— Supplied data —
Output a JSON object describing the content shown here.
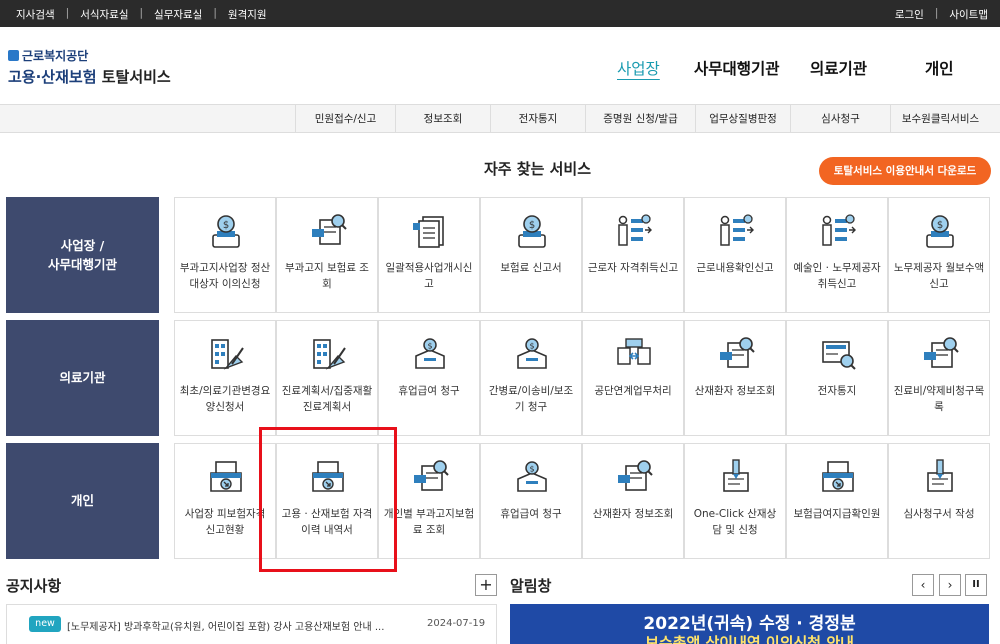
{
  "topbar": {
    "left": [
      "지사검색",
      "서식자료실",
      "실무자료실",
      "원격지원"
    ],
    "right": [
      "로그인",
      "사이트맵"
    ]
  },
  "logo": {
    "org": "근로복지공단",
    "title_blue": "고용·산재보험",
    "title_dark": "토탈서비스"
  },
  "main_nav": [
    "사업장",
    "사무대행기관",
    "의료기관",
    "개인"
  ],
  "sub_nav": [
    "민원접수/신고",
    "정보조회",
    "전자통지",
    "증명원 신청/발급",
    "업무상질병판정",
    "심사청구",
    "보수원클릭서비스"
  ],
  "section_title": "자주 찾는 서비스",
  "download_button": "토탈서비스 이용안내서 다운로드",
  "rows": [
    {
      "label": "사업장 /\n사무대행기관",
      "items": [
        "부과고지사업장 정산대상자 이의신청",
        "부과고지 보험료 조회",
        "일괄적용사업개시신고",
        "보험료 신고서",
        "근로자 자격취득신고",
        "근로내용확인신고",
        "예술인 · 노무제공자 취득신고",
        "노무제공자 월보수액 신고"
      ]
    },
    {
      "label": "의료기관",
      "items": [
        "최초/의료기관변경요양신청서",
        "진료계획서/집중재활진료계획서",
        "휴업급여 청구",
        "간병료/이송비/보조기 청구",
        "공단연계업무처리",
        "산재환자 정보조회",
        "전자통지",
        "진료비/약제비청구목록"
      ]
    },
    {
      "label": "개인",
      "items": [
        "사업장 피보험자격 신고현황",
        "고용 · 산재보험 자격 이력 내역서",
        "개인별 부과고지보험료 조회",
        "휴업급여 청구",
        "산재환자 정보조회",
        "One-Click 산재상담 및 신청",
        "보험급여지급확인원",
        "심사청구서 작성"
      ]
    }
  ],
  "notice": {
    "title": "공지사항",
    "plus": "+",
    "badge": "new",
    "text": "[노무제공자] 방과후학교(유치원, 어린이집 포함) 강사 고용산재보험 안내 ...",
    "date": "2024-07-19"
  },
  "alert": {
    "title": "알림창",
    "prev": "‹",
    "next": "›",
    "pause": "II",
    "banner_line1": "2022년(귀속) 수정 · 경정분",
    "banner_line2": "보수총액 상이내역 이의신청 안내"
  },
  "colors": {
    "row_label_bg": "#3e4a6e",
    "accent": "#1a9bb0",
    "button": "#f26522",
    "highlight": "#e8101a"
  },
  "icons": [
    [
      "monitor-coin-icon",
      "document-search-icon",
      "document-stack-icon",
      "monitor-coin-icon",
      "people-list-icon",
      "people-list-icon",
      "people-list-icon",
      "monitor-coin-icon"
    ],
    [
      "hospital-pen-icon",
      "hospital-pen-icon",
      "box-coin-icon",
      "box-coin-icon",
      "document-exchange-icon",
      "document-search-icon",
      "monitor-magnify-icon",
      "document-search-icon"
    ],
    [
      "tray-download-icon",
      "tray-download-icon",
      "document-search-icon",
      "box-coin-icon",
      "document-search-icon",
      "pen-document-icon",
      "tray-download-icon",
      "pen-document-icon"
    ]
  ]
}
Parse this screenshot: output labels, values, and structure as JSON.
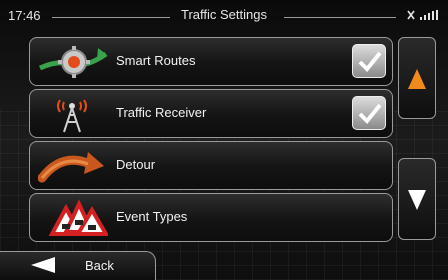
{
  "header": {
    "time": "17:46",
    "title": "Traffic Settings"
  },
  "menu": {
    "items": [
      {
        "label": "Smart Routes",
        "icon": "smart-routes-gear-icon",
        "checked": true
      },
      {
        "label": "Traffic Receiver",
        "icon": "traffic-receiver-antenna-icon",
        "checked": true
      },
      {
        "label": "Detour",
        "icon": "detour-arrow-icon",
        "checked": false
      },
      {
        "label": "Event Types",
        "icon": "warning-signs-icon",
        "checked": false
      }
    ]
  },
  "footer": {
    "back_label": "Back"
  },
  "colors": {
    "accent_orange": "#f08a1c",
    "frame": "#9a9a9a"
  }
}
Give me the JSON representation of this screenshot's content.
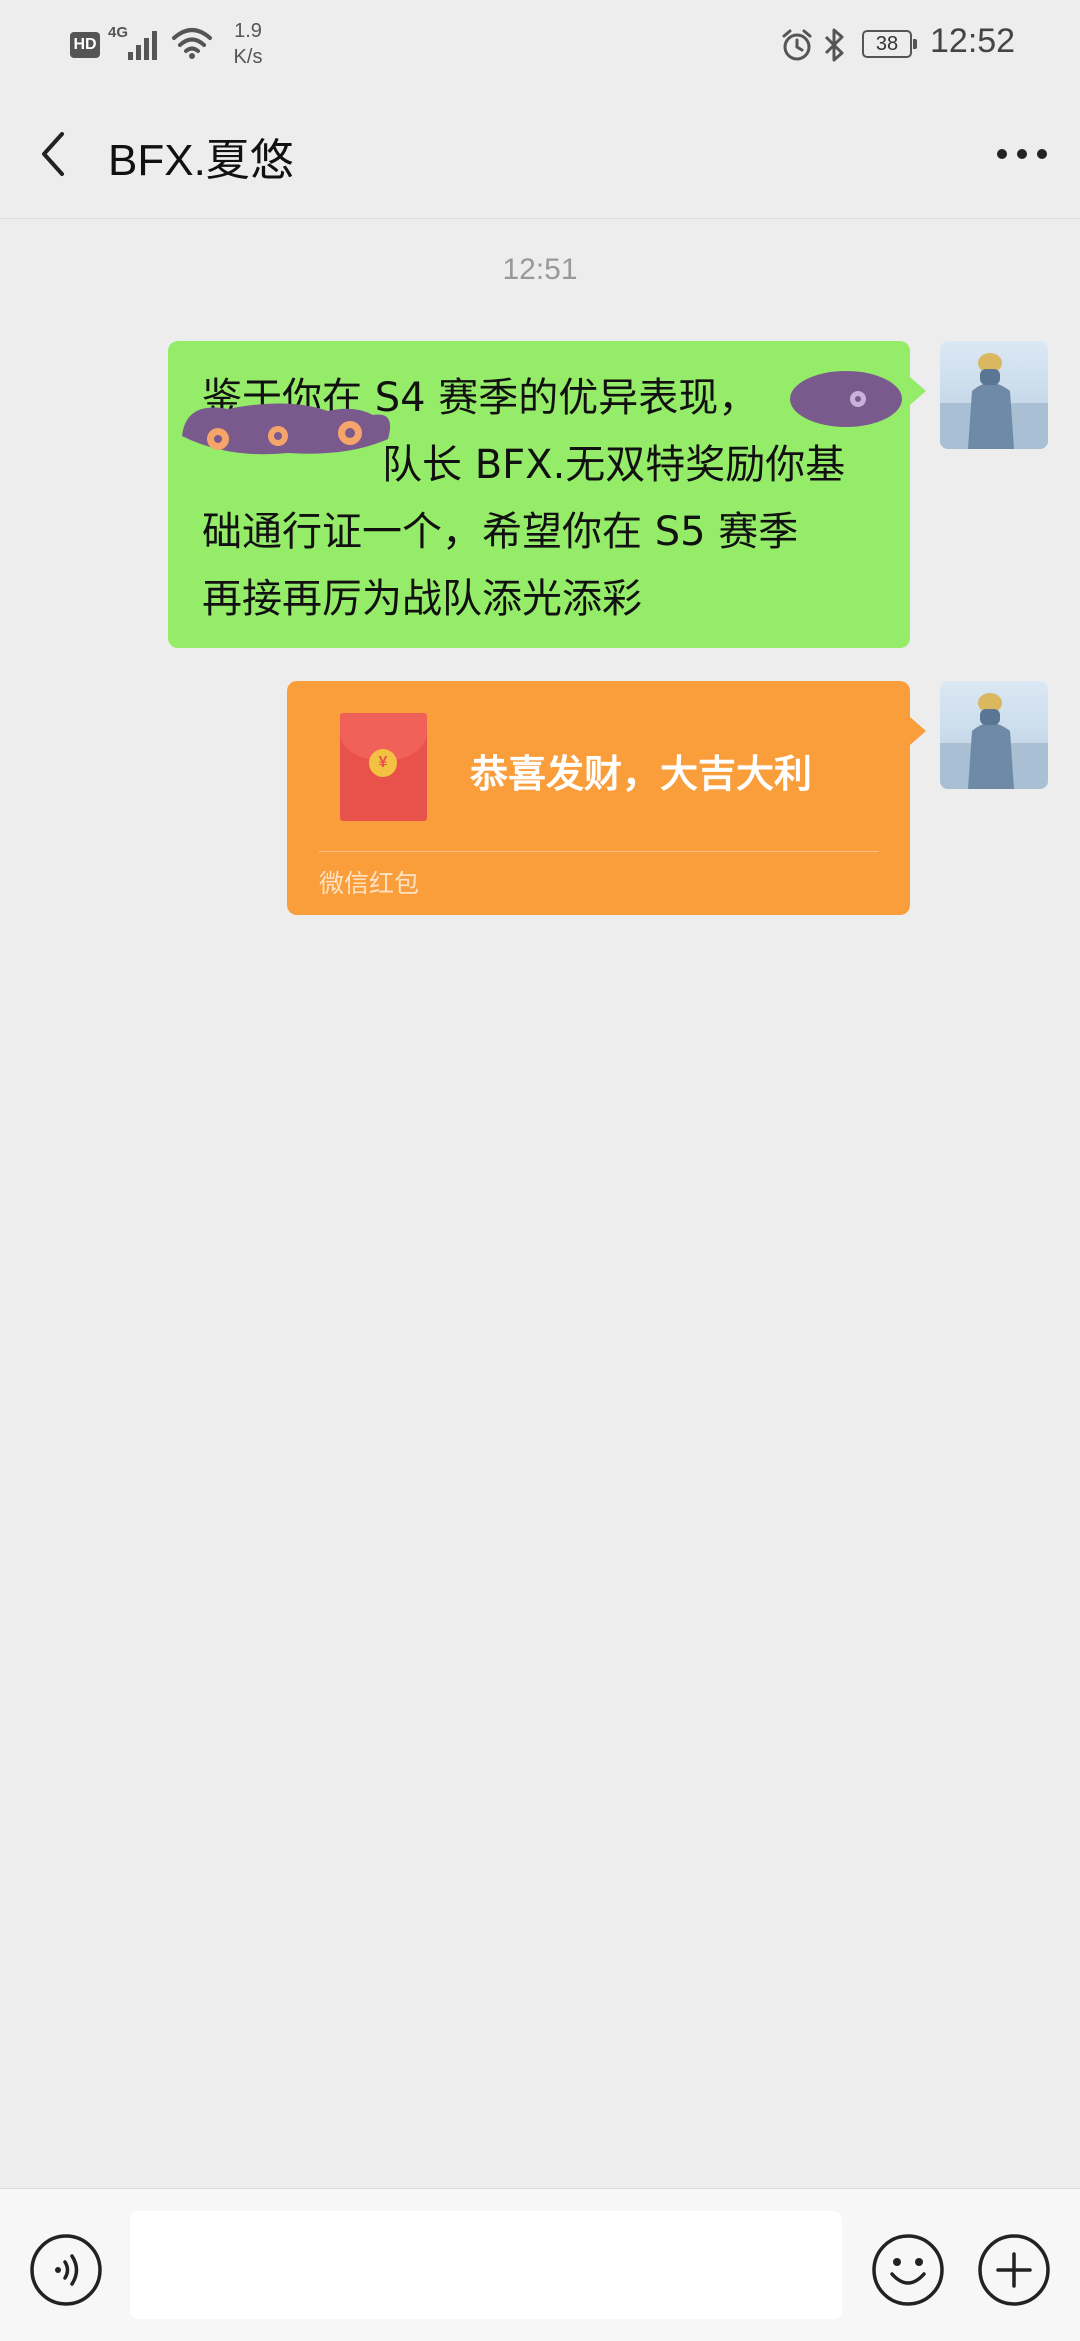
{
  "status_bar": {
    "hd_label": "HD",
    "network_label": "4G",
    "net_speed_value": "1.9",
    "net_speed_unit": "K/s",
    "battery_level": "38",
    "time": "12:52",
    "icons": [
      "signal-icon",
      "wifi-icon",
      "alarm-icon",
      "bluetooth-icon",
      "battery-icon"
    ]
  },
  "nav": {
    "back_icon": "chevron-left-icon",
    "title": "BFX.夏悠",
    "more_icon": "more-dots-icon"
  },
  "chat": {
    "timestamp": "12:51",
    "messages": [
      {
        "type": "text",
        "sender": "self",
        "lines": [
          "鉴于你在 S4 赛季的优异表现，",
          "队长 BFX.无双特奖励你基",
          "础通行证一个，希望你在 S5 赛季",
          "再接再厉为战队添光添彩"
        ]
      },
      {
        "type": "red_packet",
        "sender": "self",
        "greeting": "恭喜发财，大吉大利",
        "source_label": "微信红包"
      }
    ]
  },
  "input_bar": {
    "voice_icon": "voice-icon",
    "message_value": "",
    "emoji_icon": "emoji-icon",
    "plus_icon": "plus-icon"
  },
  "colors": {
    "background": "#ededed",
    "self_bubble": "#95ec69",
    "red_packet": "#fa9d3b",
    "envelope": "#e9524a"
  }
}
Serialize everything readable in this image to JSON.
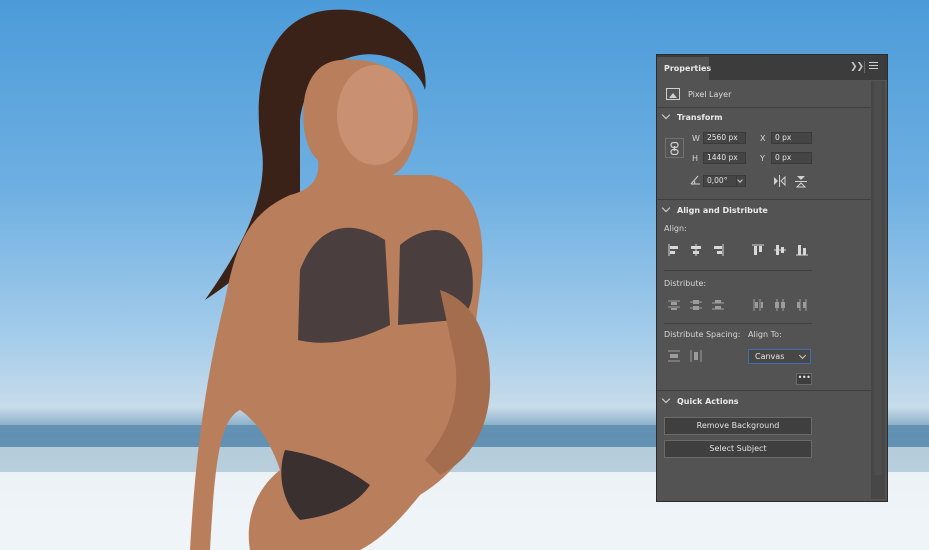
{
  "panel": {
    "tab_label": "Properties",
    "layer_type": "Pixel Layer",
    "transform": {
      "heading": "Transform",
      "w_label": "W",
      "w_value": "2560 px",
      "h_label": "H",
      "h_value": "1440 px",
      "x_label": "X",
      "x_value": "0 px",
      "y_label": "Y",
      "y_value": "0 px",
      "angle_value": "0,00°"
    },
    "align_distribute": {
      "heading": "Align and Distribute",
      "align_label": "Align:",
      "distribute_label": "Distribute:",
      "distribute_spacing_label": "Distribute Spacing:",
      "align_to_label": "Align To:",
      "align_to_value": "Canvas",
      "more_label": "•••"
    },
    "quick_actions": {
      "heading": "Quick Actions",
      "remove_background": "Remove Background",
      "select_subject": "Select Subject"
    }
  },
  "colors": {
    "panel_bg": "#535353",
    "titlebar_bg": "#3c3c3c",
    "focus_accent": "#3d6fb0"
  }
}
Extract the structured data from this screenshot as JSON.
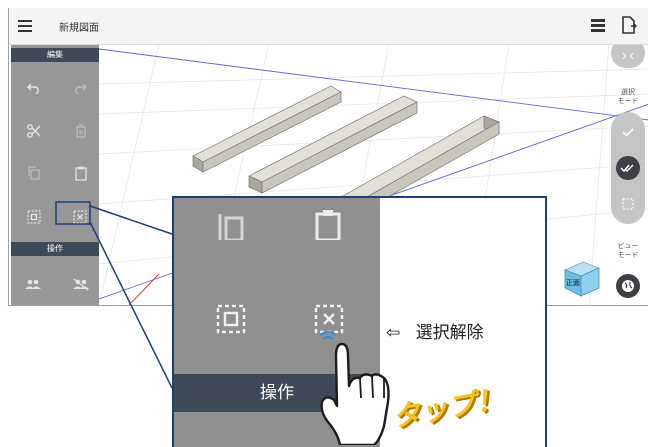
{
  "topbar": {
    "title": "新規図面",
    "menu_icon": "hamburger-menu-icon",
    "list_icon": "list-view-icon",
    "export_icon": "document-export-icon"
  },
  "left_panel": {
    "edit_header": "編集",
    "operation_header": "操作",
    "tools": [
      "undo-icon",
      "redo-icon",
      "cut-icon",
      "delete-icon",
      "copy-icon",
      "paste-icon",
      "select-all-icon",
      "deselect-icon",
      "group-icon",
      "ungroup-icon"
    ]
  },
  "right_panel": {
    "select_mode_label": "選択\nモード",
    "view_mode_label": "ビュー\nモード",
    "view_cube_label": "正面"
  },
  "callout": {
    "operation_header": "操作",
    "annotation_arrow": "⇦",
    "annotation_text": "選択解除",
    "tap_label": "タップ！"
  },
  "colors": {
    "panel_gray": "#808080",
    "header_dark": "#3f4a59",
    "callout_border": "#1a3f7a",
    "tap_yellow": "#f7c31e",
    "beam_fill": "#cdcbc0"
  }
}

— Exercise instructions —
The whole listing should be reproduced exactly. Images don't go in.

— Output —
Output a JSON object describing the content shown here.
{
  "topbar": {
    "left": [
      "지사검색",
      "서식자료실",
      "실무자료실",
      "원격지원"
    ],
    "right": [
      "로그인",
      "사이트맵"
    ]
  },
  "logo": {
    "org": "근로복지공단",
    "title_blue": "고용·산재보험",
    "title_dark": "토탈서비스"
  },
  "main_nav": [
    "사업장",
    "사무대행기관",
    "의료기관",
    "개인"
  ],
  "sub_nav": [
    "민원접수/신고",
    "정보조회",
    "전자통지",
    "증명원 신청/발급",
    "업무상질병판정",
    "심사청구",
    "보수원클릭서비스"
  ],
  "section_title": "자주 찾는 서비스",
  "download_button": "토탈서비스 이용안내서 다운로드",
  "rows": [
    {
      "label": "사업장 /\n사무대행기관",
      "items": [
        "부과고지사업장 정산대상자 이의신청",
        "부과고지 보험료 조회",
        "일괄적용사업개시신고",
        "보험료 신고서",
        "근로자 자격취득신고",
        "근로내용확인신고",
        "예술인 · 노무제공자 취득신고",
        "노무제공자 월보수액 신고"
      ]
    },
    {
      "label": "의료기관",
      "items": [
        "최초/의료기관변경요양신청서",
        "진료계획서/집중재활진료계획서",
        "휴업급여 청구",
        "간병료/이송비/보조기 청구",
        "공단연계업무처리",
        "산재환자 정보조회",
        "전자통지",
        "진료비/약제비청구목록"
      ]
    },
    {
      "label": "개인",
      "items": [
        "사업장 피보험자격 신고현황",
        "고용 · 산재보험 자격 이력 내역서",
        "개인별 부과고지보험료 조회",
        "휴업급여 청구",
        "산재환자 정보조회",
        "One-Click 산재상담 및 신청",
        "보험급여지급확인원",
        "심사청구서 작성"
      ]
    }
  ],
  "notice": {
    "title": "공지사항",
    "plus": "+",
    "badge": "new",
    "text": "[노무제공자] 방과후학교(유치원, 어린이집 포함) 강사 고용산재보험 안내 ...",
    "date": "2024-07-19"
  },
  "alert": {
    "title": "알림창",
    "prev": "‹",
    "next": "›",
    "pause": "II",
    "banner_line1": "2022년(귀속) 수정 · 경정분",
    "banner_line2": "보수총액 상이내역 이의신청 안내"
  },
  "colors": {
    "row_label_bg": "#3e4a6e",
    "accent": "#1a9bb0",
    "button": "#f26522",
    "highlight": "#e8101a"
  },
  "icons": [
    [
      "monitor-coin-icon",
      "document-search-icon",
      "document-stack-icon",
      "monitor-coin-icon",
      "people-list-icon",
      "people-list-icon",
      "people-list-icon",
      "monitor-coin-icon"
    ],
    [
      "hospital-pen-icon",
      "hospital-pen-icon",
      "box-coin-icon",
      "box-coin-icon",
      "document-exchange-icon",
      "document-search-icon",
      "monitor-magnify-icon",
      "document-search-icon"
    ],
    [
      "tray-download-icon",
      "tray-download-icon",
      "document-search-icon",
      "box-coin-icon",
      "document-search-icon",
      "pen-document-icon",
      "tray-download-icon",
      "pen-document-icon"
    ]
  ]
}
Parse this screenshot: output labels, values, and structure as JSON.
{
  "header": {
    "time": "17:46",
    "title": "Traffic Settings"
  },
  "menu": {
    "items": [
      {
        "label": "Smart Routes",
        "icon": "smart-routes-gear-icon",
        "checked": true
      },
      {
        "label": "Traffic Receiver",
        "icon": "traffic-receiver-antenna-icon",
        "checked": true
      },
      {
        "label": "Detour",
        "icon": "detour-arrow-icon",
        "checked": false
      },
      {
        "label": "Event Types",
        "icon": "warning-signs-icon",
        "checked": false
      }
    ]
  },
  "footer": {
    "back_label": "Back"
  },
  "colors": {
    "accent_orange": "#f08a1c",
    "frame": "#9a9a9a"
  }
}
Give me the JSON representation of this screenshot's content.
{
  "status_bar": {
    "hd_label": "HD",
    "network_label": "4G",
    "net_speed_value": "1.9",
    "net_speed_unit": "K/s",
    "battery_level": "38",
    "time": "12:52",
    "icons": [
      "signal-icon",
      "wifi-icon",
      "alarm-icon",
      "bluetooth-icon",
      "battery-icon"
    ]
  },
  "nav": {
    "back_icon": "chevron-left-icon",
    "title": "BFX.夏悠",
    "more_icon": "more-dots-icon"
  },
  "chat": {
    "timestamp": "12:51",
    "messages": [
      {
        "type": "text",
        "sender": "self",
        "lines": [
          "鉴于你在 S4 赛季的优异表现，",
          "队长 BFX.无双特奖励你基",
          "础通行证一个，希望你在 S5 赛季",
          "再接再厉为战队添光添彩"
        ]
      },
      {
        "type": "red_packet",
        "sender": "self",
        "greeting": "恭喜发财，大吉大利",
        "source_label": "微信红包"
      }
    ]
  },
  "input_bar": {
    "voice_icon": "voice-icon",
    "message_value": "",
    "emoji_icon": "emoji-icon",
    "plus_icon": "plus-icon"
  },
  "colors": {
    "background": "#ededed",
    "self_bubble": "#95ec69",
    "red_packet": "#fa9d3b",
    "envelope": "#e9524a"
  }
}
Serialize everything readable in this image to JSON.
{
  "panel": {
    "tab_label": "Properties",
    "layer_type": "Pixel Layer",
    "transform": {
      "heading": "Transform",
      "w_label": "W",
      "w_value": "2560 px",
      "h_label": "H",
      "h_value": "1440 px",
      "x_label": "X",
      "x_value": "0 px",
      "y_label": "Y",
      "y_value": "0 px",
      "angle_value": "0,00°"
    },
    "align_distribute": {
      "heading": "Align and Distribute",
      "align_label": "Align:",
      "distribute_label": "Distribute:",
      "distribute_spacing_label": "Distribute Spacing:",
      "align_to_label": "Align To:",
      "align_to_value": "Canvas",
      "more_label": "•••"
    },
    "quick_actions": {
      "heading": "Quick Actions",
      "remove_background": "Remove Background",
      "select_subject": "Select Subject"
    }
  },
  "colors": {
    "panel_bg": "#535353",
    "titlebar_bg": "#3c3c3c",
    "focus_accent": "#3d6fb0"
  }
}
Extract the structured data from this screenshot as JSON.
{
  "topbar": {
    "title": "新規図面",
    "menu_icon": "hamburger-menu-icon",
    "list_icon": "list-view-icon",
    "export_icon": "document-export-icon"
  },
  "left_panel": {
    "edit_header": "編集",
    "operation_header": "操作",
    "tools": [
      "undo-icon",
      "redo-icon",
      "cut-icon",
      "delete-icon",
      "copy-icon",
      "paste-icon",
      "select-all-icon",
      "deselect-icon",
      "group-icon",
      "ungroup-icon"
    ]
  },
  "right_panel": {
    "select_mode_label": "選択\nモード",
    "view_mode_label": "ビュー\nモード",
    "view_cube_label": "正面"
  },
  "callout": {
    "operation_header": "操作",
    "annotation_arrow": "⇦",
    "annotation_text": "選択解除",
    "tap_label": "タップ！"
  },
  "colors": {
    "panel_gray": "#808080",
    "header_dark": "#3f4a59",
    "callout_border": "#1a3f7a",
    "tap_yellow": "#f7c31e",
    "beam_fill": "#cdcbc0"
  }
}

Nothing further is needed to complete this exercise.